• Examination of body after death.
• By law-when death is sudden or occurs within 48 hours of admission.
• Organs and tissues are examined to establish the exact cause of death and to assist in the accumulation of statistical data.
• The internal examination begins with the creation of a Y or U- shaped incision from both shoulders joining over the sternum and continuing down to the pubic bone.
• The skin and underlying tissues are then separated to expose the rib cage and abdominal cavity.
The front of the rib cage is removed to expose the neck and chest organs.
• Small samples are typically taken from all organs to be made into slide preparations for examination under a microscope.
• At the end of an autopsy, the incisions made in the body are sewn closed.
• The organs may be returned to the body or may be retained for teaching, research, and diagnostic purposes.
1. Medico-Legal Autopsy or Forensic or coroner's autopsies: Those ordered by coroner for sudden and suspicions death
2. Anatomical or academic autopsies
3. Clinical or Pathological autopsies
· Determine the cause of death
· The state of health of the person before he or she died,
· To check any medical diagnosis and treatment before death was appropriate
Role of health professional:
· Obtain consent
· Explain the reasons if the death is caused by accident, suicide, homicide, illegal therapeutic practice the coroner must be notified.
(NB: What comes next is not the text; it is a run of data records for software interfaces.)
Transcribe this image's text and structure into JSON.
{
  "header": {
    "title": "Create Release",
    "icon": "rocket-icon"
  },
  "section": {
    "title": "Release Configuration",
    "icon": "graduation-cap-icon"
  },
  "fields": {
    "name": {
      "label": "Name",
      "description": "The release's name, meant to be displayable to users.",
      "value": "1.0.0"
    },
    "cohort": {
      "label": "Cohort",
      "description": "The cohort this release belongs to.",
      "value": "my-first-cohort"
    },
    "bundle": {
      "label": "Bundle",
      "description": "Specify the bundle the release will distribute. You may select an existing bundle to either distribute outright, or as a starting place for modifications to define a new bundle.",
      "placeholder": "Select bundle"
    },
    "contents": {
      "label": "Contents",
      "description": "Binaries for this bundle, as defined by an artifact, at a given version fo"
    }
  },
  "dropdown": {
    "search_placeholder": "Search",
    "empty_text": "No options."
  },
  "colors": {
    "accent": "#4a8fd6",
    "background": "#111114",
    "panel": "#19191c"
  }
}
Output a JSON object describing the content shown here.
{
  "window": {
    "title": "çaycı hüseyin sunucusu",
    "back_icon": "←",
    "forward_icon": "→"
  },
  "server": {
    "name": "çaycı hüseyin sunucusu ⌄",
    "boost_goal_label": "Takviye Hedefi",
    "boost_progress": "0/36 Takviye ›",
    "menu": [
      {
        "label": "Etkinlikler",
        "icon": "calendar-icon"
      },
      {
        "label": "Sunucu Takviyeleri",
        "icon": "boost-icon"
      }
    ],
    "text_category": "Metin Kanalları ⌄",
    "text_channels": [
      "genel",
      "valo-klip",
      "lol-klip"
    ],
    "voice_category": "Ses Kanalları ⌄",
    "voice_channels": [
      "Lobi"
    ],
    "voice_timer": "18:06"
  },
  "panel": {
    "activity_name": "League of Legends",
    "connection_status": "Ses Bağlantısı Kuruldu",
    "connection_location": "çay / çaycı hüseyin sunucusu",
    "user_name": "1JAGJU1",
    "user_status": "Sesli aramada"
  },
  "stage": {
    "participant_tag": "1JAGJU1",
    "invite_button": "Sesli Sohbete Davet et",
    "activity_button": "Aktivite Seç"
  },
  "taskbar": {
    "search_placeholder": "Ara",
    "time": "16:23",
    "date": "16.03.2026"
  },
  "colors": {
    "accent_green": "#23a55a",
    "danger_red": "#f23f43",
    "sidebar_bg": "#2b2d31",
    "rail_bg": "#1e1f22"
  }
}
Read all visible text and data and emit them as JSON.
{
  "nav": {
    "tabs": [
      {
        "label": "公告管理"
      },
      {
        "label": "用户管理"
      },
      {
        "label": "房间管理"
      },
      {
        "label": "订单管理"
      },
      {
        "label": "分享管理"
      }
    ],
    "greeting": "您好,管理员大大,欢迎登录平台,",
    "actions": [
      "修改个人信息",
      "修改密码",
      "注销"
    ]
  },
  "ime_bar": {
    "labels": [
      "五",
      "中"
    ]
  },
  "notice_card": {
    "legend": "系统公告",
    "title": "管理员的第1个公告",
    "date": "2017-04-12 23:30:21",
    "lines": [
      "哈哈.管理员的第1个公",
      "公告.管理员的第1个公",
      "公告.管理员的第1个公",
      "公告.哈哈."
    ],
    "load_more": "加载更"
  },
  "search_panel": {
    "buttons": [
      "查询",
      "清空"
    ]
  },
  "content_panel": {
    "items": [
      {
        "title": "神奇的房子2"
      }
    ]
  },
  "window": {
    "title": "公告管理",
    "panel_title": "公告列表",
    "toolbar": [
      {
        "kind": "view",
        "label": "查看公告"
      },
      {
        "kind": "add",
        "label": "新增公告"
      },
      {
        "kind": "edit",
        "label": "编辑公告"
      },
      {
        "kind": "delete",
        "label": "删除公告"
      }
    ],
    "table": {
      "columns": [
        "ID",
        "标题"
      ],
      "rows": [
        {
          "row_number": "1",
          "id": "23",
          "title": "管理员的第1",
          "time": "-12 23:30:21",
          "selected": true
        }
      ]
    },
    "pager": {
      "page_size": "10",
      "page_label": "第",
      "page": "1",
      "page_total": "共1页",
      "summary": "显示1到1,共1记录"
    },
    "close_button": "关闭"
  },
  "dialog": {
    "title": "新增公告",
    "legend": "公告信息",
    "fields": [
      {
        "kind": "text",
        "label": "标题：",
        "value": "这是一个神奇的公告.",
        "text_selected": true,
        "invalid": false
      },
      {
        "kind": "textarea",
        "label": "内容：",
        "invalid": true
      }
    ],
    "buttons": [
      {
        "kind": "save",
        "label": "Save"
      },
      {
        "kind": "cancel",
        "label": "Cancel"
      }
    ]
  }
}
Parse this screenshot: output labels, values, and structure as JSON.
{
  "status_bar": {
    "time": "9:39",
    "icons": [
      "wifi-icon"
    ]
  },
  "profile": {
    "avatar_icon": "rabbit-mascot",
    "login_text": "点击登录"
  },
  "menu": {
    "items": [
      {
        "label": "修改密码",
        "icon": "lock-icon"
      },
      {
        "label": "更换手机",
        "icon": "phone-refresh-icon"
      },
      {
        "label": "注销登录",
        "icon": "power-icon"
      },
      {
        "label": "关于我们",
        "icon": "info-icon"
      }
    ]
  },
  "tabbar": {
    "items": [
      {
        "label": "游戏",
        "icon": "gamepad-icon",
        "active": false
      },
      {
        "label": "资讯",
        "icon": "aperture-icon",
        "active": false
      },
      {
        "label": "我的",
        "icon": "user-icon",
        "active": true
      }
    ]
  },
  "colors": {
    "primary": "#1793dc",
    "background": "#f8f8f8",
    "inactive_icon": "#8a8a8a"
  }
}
· After autopsy hospital cannot retain any tissue or organ without the permission of the person who consented.